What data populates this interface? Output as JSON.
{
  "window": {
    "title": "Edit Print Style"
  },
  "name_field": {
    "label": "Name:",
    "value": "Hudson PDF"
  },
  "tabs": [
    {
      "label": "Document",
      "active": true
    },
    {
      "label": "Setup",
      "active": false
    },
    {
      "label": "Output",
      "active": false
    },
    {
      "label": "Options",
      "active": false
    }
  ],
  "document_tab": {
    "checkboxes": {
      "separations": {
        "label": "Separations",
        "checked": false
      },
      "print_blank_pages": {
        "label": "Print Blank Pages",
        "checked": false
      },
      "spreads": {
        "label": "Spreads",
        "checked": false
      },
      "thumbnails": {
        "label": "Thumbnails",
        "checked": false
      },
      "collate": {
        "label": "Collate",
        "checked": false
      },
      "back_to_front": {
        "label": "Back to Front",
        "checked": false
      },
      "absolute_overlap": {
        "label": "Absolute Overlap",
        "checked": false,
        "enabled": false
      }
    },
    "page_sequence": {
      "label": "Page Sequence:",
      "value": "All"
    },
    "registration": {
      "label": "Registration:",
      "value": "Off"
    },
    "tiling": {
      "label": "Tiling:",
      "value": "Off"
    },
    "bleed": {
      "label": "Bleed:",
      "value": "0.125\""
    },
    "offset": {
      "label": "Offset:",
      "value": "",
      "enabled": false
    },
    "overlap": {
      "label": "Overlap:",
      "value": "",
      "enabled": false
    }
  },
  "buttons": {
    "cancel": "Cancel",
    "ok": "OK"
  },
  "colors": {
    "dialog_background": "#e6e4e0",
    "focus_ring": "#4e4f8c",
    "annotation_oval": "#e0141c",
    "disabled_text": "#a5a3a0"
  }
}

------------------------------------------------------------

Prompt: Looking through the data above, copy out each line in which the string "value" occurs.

Task output:
    "value": "Hudson PDF"
      "value": "All"
      "value": "Off"
      "value": "Off"
      "value": "0.125\""
      "value": "",
      "value": "",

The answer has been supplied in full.